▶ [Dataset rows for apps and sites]
[Start of Attachment]
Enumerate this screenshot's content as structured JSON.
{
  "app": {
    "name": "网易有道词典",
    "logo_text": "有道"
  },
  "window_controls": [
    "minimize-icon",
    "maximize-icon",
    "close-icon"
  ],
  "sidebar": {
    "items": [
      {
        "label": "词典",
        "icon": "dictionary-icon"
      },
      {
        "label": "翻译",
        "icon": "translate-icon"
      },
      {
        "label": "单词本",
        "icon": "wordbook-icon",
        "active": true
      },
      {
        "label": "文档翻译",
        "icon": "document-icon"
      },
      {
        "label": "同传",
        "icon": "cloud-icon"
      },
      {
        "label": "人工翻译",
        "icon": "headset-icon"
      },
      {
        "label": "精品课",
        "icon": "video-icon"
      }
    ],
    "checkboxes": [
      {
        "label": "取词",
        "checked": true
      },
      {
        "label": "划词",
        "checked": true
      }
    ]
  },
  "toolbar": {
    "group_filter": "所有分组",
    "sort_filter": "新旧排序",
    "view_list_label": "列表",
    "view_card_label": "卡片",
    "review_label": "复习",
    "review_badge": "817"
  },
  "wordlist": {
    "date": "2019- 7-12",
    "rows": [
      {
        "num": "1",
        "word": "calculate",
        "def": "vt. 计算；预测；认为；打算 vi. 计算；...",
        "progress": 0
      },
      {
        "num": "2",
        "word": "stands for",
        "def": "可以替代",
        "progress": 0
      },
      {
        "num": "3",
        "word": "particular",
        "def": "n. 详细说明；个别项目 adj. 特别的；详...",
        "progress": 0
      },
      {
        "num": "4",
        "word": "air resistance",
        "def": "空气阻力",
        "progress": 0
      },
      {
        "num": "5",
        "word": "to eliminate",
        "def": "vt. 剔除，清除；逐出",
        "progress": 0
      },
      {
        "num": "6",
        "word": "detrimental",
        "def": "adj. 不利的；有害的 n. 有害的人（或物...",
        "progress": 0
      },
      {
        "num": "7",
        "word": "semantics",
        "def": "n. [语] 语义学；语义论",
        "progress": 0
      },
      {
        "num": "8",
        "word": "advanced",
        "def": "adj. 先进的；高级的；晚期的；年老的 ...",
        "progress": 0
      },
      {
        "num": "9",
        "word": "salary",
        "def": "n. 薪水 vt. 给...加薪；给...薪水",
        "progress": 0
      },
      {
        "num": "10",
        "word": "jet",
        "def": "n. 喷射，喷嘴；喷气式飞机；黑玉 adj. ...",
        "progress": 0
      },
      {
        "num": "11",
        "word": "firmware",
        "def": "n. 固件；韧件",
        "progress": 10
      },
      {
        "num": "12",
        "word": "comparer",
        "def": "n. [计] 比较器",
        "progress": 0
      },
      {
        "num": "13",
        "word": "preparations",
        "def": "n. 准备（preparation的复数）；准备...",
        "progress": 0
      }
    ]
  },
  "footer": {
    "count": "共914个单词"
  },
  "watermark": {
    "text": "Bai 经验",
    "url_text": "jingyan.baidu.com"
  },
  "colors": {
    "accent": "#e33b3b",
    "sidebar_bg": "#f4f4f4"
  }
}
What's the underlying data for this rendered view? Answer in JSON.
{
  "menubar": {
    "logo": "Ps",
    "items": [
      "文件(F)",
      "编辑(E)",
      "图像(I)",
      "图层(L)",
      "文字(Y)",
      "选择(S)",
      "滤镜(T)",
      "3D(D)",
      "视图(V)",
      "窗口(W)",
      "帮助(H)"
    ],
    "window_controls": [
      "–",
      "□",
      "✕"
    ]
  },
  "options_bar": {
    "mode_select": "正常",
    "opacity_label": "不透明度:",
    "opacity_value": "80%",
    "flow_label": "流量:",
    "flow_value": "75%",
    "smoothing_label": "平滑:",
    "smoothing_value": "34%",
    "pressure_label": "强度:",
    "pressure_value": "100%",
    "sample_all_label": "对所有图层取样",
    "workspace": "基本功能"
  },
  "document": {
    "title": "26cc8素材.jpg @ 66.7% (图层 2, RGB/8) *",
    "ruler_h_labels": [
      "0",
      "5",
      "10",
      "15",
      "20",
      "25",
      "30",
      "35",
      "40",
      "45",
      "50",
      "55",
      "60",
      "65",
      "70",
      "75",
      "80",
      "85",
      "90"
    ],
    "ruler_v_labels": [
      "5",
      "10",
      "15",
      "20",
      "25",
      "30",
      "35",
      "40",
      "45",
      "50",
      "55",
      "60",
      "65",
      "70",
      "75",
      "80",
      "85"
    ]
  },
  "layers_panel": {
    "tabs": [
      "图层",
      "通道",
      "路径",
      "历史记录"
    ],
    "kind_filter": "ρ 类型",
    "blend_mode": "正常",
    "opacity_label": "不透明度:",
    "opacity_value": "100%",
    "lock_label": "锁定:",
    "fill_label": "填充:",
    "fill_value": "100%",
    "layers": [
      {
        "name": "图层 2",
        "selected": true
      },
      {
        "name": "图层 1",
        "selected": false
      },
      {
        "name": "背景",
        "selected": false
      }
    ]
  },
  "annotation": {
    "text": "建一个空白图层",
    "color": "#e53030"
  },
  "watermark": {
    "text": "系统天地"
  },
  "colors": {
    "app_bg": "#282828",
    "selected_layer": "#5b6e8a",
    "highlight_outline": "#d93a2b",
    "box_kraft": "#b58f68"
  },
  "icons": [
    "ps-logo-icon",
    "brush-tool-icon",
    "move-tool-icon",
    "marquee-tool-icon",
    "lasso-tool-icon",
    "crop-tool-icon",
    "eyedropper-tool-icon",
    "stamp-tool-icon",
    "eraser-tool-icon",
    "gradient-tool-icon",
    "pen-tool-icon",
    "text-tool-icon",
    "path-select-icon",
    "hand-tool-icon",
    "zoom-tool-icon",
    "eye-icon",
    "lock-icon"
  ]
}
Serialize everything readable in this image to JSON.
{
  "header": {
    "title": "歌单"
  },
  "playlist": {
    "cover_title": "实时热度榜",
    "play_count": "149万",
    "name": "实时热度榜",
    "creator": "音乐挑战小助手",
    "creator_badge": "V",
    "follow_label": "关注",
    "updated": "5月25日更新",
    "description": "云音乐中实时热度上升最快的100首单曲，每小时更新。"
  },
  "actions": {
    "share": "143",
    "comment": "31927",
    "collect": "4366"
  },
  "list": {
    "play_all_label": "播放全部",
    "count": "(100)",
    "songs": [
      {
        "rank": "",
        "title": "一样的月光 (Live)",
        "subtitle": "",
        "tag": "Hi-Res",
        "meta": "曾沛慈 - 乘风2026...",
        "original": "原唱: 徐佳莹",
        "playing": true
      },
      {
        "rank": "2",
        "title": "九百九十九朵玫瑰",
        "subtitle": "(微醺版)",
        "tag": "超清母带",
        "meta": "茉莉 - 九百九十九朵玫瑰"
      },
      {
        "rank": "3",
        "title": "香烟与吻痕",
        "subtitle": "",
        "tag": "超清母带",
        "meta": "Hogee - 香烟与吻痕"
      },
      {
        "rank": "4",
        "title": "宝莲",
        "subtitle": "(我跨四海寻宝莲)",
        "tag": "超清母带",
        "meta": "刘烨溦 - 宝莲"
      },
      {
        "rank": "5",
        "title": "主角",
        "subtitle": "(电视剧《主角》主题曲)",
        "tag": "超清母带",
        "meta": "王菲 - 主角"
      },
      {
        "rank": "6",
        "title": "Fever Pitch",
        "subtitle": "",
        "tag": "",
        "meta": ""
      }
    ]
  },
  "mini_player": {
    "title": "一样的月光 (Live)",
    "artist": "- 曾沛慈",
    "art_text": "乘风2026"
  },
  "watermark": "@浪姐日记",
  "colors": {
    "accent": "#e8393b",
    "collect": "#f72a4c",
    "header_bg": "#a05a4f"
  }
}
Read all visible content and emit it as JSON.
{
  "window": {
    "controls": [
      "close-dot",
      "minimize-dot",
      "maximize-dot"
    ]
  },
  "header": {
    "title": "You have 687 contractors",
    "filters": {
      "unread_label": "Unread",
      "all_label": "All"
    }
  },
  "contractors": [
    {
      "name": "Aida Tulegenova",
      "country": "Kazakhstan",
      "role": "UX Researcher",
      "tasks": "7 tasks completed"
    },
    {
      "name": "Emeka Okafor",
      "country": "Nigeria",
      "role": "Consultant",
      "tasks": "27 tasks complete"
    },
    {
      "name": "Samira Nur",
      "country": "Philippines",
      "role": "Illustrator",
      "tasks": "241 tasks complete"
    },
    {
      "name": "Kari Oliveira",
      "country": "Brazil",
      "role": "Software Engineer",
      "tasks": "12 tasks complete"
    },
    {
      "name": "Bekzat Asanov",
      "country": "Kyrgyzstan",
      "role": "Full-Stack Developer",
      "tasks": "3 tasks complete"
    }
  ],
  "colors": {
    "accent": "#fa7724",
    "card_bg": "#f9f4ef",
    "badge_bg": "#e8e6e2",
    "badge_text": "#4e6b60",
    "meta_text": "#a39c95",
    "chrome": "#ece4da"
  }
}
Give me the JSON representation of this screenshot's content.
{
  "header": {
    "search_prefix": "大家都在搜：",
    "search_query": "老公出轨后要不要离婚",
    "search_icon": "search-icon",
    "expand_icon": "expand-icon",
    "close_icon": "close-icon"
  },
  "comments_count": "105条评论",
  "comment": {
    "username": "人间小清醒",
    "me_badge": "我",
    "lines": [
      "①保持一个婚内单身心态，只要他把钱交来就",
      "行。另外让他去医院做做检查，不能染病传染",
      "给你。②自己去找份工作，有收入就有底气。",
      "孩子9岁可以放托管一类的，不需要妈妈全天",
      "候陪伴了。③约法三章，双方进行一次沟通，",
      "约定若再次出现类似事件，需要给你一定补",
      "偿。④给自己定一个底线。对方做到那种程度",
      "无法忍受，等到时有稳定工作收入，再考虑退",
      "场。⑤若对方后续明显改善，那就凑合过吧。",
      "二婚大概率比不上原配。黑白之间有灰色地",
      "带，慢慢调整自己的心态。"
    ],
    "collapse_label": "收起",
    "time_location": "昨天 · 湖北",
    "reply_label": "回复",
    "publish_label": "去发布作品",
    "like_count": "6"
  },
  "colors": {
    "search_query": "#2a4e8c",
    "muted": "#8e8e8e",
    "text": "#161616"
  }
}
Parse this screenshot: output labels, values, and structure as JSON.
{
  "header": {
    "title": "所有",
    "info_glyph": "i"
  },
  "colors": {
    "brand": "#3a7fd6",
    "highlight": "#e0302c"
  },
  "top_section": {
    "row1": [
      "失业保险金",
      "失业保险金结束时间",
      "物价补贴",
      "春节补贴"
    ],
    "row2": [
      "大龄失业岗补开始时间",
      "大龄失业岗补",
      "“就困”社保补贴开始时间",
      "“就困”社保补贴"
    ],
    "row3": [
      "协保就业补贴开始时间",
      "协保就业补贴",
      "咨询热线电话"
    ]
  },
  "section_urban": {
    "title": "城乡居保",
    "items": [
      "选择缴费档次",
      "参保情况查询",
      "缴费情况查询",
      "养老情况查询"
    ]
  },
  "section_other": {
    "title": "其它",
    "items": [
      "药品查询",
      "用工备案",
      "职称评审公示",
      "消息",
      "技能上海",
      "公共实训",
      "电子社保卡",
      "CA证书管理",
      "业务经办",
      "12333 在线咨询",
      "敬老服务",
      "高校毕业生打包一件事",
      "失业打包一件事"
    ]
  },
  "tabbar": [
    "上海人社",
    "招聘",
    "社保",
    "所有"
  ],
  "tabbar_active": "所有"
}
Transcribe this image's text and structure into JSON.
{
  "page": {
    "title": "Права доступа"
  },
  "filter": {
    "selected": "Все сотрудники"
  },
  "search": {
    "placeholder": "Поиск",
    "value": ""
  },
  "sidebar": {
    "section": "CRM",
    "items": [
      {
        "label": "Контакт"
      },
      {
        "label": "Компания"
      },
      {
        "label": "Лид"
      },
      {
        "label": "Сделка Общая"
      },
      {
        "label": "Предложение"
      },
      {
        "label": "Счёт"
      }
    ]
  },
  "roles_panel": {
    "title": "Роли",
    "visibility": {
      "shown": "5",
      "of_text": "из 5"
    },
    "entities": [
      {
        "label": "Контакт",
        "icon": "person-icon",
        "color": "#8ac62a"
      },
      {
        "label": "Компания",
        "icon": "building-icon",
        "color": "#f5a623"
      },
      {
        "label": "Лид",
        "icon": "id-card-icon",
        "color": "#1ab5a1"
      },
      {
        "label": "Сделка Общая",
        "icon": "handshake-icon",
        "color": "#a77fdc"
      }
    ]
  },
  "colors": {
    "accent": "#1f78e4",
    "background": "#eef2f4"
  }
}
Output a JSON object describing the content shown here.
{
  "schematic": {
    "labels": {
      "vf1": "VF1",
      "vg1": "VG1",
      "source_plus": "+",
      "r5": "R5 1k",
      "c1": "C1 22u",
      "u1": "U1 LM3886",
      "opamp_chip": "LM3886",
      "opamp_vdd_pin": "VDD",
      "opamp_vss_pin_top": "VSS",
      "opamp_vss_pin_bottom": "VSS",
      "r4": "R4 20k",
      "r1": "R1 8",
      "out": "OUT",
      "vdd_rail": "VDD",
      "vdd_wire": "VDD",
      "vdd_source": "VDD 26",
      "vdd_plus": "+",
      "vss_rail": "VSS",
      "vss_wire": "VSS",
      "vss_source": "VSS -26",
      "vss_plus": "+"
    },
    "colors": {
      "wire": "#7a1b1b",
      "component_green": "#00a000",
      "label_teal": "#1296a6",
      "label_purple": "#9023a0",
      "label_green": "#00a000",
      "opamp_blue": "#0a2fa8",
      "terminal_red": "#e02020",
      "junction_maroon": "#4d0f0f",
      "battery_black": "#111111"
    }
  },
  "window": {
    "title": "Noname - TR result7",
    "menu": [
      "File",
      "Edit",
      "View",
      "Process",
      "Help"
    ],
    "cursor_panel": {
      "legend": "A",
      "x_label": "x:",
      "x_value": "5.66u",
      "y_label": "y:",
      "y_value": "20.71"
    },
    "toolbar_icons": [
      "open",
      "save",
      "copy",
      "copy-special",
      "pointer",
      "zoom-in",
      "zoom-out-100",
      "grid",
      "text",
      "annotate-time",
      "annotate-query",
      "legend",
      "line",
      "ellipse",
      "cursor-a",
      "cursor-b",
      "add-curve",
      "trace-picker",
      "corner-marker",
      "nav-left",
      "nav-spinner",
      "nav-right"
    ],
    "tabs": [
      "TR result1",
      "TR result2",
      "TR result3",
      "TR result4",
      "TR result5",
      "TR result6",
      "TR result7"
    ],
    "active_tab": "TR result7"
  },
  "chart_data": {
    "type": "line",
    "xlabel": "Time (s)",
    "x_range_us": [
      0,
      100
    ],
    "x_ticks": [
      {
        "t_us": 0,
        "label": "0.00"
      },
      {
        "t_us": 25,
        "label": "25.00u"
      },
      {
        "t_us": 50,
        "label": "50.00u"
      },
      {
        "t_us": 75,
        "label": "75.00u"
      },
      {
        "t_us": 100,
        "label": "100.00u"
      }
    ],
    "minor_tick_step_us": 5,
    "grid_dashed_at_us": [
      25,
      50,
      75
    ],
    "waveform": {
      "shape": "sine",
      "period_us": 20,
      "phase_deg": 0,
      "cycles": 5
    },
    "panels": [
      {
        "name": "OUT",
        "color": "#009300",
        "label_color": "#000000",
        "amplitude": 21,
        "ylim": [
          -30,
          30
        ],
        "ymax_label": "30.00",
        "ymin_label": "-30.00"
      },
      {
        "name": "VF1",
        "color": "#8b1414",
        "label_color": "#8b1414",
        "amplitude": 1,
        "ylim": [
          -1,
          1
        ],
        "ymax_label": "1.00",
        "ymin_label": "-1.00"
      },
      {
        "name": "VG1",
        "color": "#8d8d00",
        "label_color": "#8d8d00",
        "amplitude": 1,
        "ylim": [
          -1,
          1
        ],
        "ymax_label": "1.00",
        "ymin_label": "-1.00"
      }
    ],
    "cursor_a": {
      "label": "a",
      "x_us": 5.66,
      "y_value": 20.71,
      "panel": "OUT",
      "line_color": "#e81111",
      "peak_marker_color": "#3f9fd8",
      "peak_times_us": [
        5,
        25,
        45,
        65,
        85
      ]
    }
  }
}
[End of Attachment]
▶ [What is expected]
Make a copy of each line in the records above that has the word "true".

▶ [Solution to this task]
        "active": true
        "checked": true
        "checked": true
        "selected": true
        "playing": true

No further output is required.